Copy every line of the data that contains the string "this".
+++ Dataset
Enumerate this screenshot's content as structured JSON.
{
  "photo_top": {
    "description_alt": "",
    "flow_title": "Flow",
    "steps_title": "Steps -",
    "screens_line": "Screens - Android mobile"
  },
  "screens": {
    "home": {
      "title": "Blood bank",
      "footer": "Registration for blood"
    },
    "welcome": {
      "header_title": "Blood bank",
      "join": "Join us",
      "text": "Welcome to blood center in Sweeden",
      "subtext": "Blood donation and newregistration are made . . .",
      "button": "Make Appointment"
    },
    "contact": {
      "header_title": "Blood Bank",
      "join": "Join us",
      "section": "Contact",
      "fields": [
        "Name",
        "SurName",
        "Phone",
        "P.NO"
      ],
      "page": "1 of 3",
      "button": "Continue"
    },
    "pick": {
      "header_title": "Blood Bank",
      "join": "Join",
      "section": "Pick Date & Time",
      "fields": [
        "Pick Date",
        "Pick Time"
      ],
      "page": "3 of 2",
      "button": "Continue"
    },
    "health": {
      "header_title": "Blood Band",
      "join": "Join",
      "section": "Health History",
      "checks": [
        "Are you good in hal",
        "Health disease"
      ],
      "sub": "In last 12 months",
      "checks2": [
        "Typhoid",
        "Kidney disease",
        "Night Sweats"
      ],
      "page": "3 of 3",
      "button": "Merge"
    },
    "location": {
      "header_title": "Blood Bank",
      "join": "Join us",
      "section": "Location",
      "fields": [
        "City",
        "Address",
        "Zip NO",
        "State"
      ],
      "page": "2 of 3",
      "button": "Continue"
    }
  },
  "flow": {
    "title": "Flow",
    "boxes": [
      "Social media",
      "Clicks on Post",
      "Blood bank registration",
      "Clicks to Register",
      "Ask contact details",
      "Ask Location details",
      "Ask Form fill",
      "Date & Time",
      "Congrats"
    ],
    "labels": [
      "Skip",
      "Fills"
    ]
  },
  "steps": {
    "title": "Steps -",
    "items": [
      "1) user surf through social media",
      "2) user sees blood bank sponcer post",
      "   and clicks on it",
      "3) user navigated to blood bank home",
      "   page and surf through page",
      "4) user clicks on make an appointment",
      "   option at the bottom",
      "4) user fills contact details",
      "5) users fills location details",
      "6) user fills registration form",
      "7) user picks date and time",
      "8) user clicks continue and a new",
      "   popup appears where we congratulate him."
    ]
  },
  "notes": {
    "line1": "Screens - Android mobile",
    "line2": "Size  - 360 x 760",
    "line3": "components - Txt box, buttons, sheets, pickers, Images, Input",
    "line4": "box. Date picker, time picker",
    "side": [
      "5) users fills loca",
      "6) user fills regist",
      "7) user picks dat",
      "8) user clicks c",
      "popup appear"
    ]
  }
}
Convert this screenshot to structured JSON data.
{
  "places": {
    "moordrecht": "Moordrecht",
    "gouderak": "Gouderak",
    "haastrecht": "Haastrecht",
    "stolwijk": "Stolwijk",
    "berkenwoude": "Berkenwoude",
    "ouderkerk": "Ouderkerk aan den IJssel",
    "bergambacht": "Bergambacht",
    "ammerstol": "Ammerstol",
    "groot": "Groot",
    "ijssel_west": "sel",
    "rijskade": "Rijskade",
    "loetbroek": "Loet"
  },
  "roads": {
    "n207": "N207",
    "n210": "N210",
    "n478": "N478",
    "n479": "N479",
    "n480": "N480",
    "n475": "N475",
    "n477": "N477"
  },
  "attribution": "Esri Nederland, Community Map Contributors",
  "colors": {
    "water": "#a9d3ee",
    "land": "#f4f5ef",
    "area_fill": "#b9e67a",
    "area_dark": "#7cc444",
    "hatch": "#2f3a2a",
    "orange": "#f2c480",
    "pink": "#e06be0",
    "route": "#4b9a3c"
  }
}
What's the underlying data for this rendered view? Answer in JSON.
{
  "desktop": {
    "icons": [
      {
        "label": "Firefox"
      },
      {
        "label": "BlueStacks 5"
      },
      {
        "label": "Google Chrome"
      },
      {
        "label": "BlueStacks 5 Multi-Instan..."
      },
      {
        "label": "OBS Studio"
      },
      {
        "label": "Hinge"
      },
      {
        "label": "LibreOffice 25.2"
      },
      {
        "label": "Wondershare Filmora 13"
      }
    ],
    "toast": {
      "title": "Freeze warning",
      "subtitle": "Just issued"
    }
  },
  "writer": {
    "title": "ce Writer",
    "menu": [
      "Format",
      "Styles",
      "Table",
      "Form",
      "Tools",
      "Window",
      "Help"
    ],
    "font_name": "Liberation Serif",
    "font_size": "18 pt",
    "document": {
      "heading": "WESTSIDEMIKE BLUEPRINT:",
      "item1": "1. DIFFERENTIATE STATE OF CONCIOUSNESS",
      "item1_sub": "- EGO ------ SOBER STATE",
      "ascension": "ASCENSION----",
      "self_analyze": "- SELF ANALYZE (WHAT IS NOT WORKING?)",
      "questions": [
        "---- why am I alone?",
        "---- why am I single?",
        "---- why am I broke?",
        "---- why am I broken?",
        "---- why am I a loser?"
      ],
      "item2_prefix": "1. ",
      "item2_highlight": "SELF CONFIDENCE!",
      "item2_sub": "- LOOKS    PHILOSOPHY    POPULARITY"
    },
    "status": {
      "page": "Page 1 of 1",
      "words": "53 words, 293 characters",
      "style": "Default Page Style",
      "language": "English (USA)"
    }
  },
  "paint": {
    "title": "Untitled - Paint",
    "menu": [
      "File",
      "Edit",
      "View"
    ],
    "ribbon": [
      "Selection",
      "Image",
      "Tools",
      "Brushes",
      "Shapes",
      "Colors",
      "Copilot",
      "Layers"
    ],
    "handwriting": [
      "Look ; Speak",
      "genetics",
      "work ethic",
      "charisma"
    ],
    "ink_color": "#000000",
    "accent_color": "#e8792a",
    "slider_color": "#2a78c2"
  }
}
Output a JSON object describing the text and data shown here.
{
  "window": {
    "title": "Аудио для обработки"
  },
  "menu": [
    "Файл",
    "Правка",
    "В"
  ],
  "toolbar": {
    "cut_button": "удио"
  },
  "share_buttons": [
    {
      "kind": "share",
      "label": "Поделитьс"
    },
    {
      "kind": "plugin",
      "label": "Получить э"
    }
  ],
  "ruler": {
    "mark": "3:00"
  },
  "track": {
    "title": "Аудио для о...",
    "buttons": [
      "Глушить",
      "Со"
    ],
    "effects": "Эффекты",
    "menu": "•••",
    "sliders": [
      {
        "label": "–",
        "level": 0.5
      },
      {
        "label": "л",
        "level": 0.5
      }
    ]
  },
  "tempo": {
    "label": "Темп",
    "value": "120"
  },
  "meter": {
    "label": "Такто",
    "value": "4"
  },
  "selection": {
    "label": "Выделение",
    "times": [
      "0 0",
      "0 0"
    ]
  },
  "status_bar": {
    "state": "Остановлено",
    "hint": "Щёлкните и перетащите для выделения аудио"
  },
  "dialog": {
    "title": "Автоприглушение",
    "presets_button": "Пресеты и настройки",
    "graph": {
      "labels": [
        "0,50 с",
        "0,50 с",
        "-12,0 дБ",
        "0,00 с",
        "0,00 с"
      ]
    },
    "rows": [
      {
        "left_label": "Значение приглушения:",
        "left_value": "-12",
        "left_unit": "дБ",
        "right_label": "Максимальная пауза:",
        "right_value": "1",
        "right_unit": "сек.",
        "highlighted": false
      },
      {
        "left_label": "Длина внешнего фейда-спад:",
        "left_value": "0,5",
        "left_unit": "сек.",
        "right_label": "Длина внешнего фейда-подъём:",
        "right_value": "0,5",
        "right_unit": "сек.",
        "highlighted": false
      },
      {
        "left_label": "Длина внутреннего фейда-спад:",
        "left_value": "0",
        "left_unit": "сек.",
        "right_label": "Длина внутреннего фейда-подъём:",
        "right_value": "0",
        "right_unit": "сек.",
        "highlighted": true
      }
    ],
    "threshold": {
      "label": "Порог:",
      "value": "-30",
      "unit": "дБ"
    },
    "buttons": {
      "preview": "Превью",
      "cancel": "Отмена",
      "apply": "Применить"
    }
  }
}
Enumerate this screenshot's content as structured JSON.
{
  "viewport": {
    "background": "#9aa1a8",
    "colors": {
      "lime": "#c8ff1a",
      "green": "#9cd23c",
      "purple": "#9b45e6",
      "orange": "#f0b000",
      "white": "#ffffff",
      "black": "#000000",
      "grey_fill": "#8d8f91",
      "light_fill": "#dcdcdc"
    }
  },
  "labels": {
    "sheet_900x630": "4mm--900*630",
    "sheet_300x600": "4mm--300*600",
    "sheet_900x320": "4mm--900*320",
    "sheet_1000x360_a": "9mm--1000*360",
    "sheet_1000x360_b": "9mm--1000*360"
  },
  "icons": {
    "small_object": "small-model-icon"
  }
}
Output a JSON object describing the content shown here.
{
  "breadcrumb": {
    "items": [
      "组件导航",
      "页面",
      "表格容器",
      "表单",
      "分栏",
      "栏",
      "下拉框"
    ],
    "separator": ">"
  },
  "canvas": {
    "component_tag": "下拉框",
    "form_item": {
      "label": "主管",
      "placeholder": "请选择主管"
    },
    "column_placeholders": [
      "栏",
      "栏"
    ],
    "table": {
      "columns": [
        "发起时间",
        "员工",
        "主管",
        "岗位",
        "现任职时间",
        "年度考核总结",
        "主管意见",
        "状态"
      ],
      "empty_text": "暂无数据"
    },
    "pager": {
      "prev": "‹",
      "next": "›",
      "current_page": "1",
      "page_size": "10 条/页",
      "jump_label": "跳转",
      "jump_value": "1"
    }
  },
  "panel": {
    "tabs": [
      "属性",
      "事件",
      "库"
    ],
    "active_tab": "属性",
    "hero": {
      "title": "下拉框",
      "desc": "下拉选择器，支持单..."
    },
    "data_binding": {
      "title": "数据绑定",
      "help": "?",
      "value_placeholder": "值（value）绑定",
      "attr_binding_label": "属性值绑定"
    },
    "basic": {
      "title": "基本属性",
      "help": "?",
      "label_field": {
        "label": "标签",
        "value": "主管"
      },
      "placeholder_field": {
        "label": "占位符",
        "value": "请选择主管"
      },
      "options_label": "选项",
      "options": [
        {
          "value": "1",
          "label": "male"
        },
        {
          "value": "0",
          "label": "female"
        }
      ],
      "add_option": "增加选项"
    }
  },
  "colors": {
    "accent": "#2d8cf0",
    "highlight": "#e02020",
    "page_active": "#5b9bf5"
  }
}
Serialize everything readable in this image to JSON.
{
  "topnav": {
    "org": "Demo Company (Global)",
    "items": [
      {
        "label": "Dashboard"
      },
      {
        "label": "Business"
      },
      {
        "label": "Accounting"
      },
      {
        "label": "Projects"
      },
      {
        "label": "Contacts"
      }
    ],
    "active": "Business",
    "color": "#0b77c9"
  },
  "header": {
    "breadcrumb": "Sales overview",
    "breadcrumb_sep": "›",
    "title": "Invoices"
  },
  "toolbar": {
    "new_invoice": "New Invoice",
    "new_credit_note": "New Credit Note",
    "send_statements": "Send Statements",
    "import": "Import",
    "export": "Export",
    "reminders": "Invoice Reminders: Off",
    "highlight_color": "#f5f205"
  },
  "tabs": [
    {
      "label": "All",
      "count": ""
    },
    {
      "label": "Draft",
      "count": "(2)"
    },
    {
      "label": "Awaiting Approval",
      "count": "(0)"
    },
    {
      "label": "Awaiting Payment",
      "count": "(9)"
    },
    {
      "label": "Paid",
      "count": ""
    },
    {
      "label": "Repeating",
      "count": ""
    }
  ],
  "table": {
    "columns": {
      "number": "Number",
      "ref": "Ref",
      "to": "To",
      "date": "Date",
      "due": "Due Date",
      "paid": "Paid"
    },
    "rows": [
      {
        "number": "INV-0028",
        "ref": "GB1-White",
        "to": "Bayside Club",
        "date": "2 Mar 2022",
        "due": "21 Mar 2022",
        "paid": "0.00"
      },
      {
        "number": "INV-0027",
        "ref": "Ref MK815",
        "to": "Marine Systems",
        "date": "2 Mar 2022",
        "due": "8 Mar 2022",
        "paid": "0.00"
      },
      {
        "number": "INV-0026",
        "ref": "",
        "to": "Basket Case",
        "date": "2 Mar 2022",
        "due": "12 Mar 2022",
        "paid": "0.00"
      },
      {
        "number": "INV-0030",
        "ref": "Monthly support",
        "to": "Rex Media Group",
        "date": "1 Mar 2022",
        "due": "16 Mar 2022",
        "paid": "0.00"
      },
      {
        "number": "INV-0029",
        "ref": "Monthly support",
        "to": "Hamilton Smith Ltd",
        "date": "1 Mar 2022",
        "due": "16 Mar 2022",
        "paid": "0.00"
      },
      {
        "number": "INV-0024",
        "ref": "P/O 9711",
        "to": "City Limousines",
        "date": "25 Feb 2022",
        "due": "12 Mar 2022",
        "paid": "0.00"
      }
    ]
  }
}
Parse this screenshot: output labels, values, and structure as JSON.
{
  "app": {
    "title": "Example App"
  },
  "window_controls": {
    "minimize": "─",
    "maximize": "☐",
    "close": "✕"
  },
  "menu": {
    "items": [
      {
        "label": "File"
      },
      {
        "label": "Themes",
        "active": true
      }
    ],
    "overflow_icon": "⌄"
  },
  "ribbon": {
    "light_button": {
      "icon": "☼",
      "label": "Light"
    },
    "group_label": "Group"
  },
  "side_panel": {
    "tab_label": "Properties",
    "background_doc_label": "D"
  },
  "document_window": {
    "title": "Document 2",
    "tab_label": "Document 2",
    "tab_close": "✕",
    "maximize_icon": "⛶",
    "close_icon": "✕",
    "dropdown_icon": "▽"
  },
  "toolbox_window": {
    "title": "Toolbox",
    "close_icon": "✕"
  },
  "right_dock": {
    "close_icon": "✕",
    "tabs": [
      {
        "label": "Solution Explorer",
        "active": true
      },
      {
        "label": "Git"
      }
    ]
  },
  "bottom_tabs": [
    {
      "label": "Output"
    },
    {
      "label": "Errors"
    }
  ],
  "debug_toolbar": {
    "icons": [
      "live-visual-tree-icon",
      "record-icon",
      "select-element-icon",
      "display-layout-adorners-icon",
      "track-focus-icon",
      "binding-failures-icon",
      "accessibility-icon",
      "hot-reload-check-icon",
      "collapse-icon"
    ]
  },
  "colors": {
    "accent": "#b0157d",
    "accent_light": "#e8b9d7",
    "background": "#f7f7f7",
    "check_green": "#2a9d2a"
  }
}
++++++
*Task response*:
Enumerate this screenshot's content as structured JSON.
Convert this screenshot to structured JSON data.
What's the underlying data for this rendered view? Answer in JSON.
Enumerate this screenshot's content as structured JSON.
Serialize everything readable in this image to JSON.
Parse this screenshot: output labels, values, and structure as JSON.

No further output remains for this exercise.